Humankind’s impact on the natural environment is a recurring theme in my photography. I am fascinated with architecture, often industrial buildings, which have been long abandoned and largely dismissed by most as unappealing. I have an interest in how our landscape is altered and used and I find beauty in what remains. I see The Mill at Britannia Mine, to me the heart of the mine itself, as a beautiful structure frozen in time. Standing inside this giant machine that lies silent, perched on a hillside, it is not hard to imagine the intense production that once took place there. Three elements struck me during my first exploration inside The Mill: size, strength and age. I am captivated by the slow integration of this powerful construct into its organic environment. Bearing marks of the past, it continues to reveal beauty, taking on new shapes and forms with age, vandalism and decay. The Mill represents absolute fusion between the built and natural landscape.
Andrew Deiters was born and raised in Toronto. Andrew began taking pictures at the age of ten on family vacations in Europe. He discovered his passion for photography while attending Mount Allison University in Sackville, New Brunswick. Andrew graduated in 2001 with a BA major in Geography and minor in Fine Arts. He followed up his degree with film school and camera related work in the film industry in Vancouver.
Andrew is a traditionalist. He uses a wooden 4x5 Wisner field camera and still prints by hand through a labor intensive process in a wet darkroom.

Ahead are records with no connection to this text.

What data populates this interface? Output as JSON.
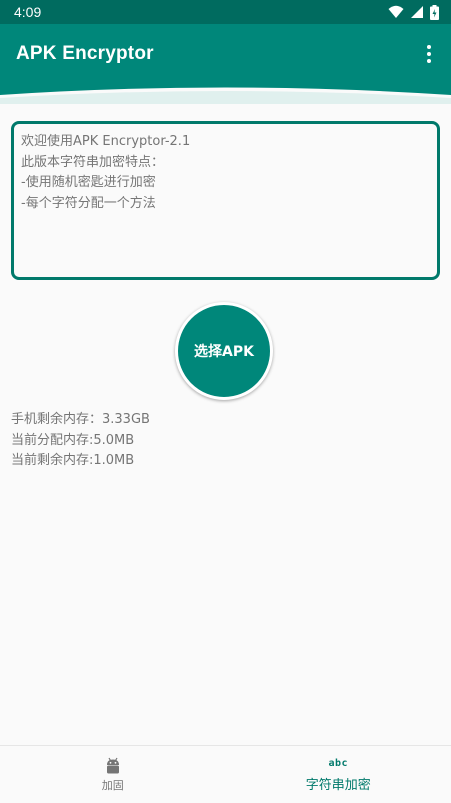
{
  "status_bar": {
    "time": "4:09"
  },
  "app_bar": {
    "title": "APK Encryptor"
  },
  "main": {
    "log_text": "欢迎使用APK Encryptor-2.1\n此版本字符串加密特点：\n-使用随机密匙进行加密\n-每个字符分配一个方法",
    "select_button_label": "选择APK",
    "info": [
      "手机剩余内存：3.33GB",
      "当前分配内存:5.0MB",
      "当前剩余内存:1.0MB"
    ]
  },
  "bottom_nav": {
    "items": [
      {
        "label": "加固",
        "icon": "android-icon",
        "active": false
      },
      {
        "label": "字符串加密",
        "icon": "abc-icon",
        "icon_text": "abc",
        "active": true
      }
    ]
  },
  "colors": {
    "status_bar": "#006b5f",
    "primary": "#00877a",
    "accent": "#00796b",
    "background": "#fafafa",
    "text_secondary": "#757575"
  }
}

Currently, Andrew is represented by the Autumn Brook Gallery in Vancouver and is creating portfolios on brick factories of rural India and Masonic Lodges in British Columbia.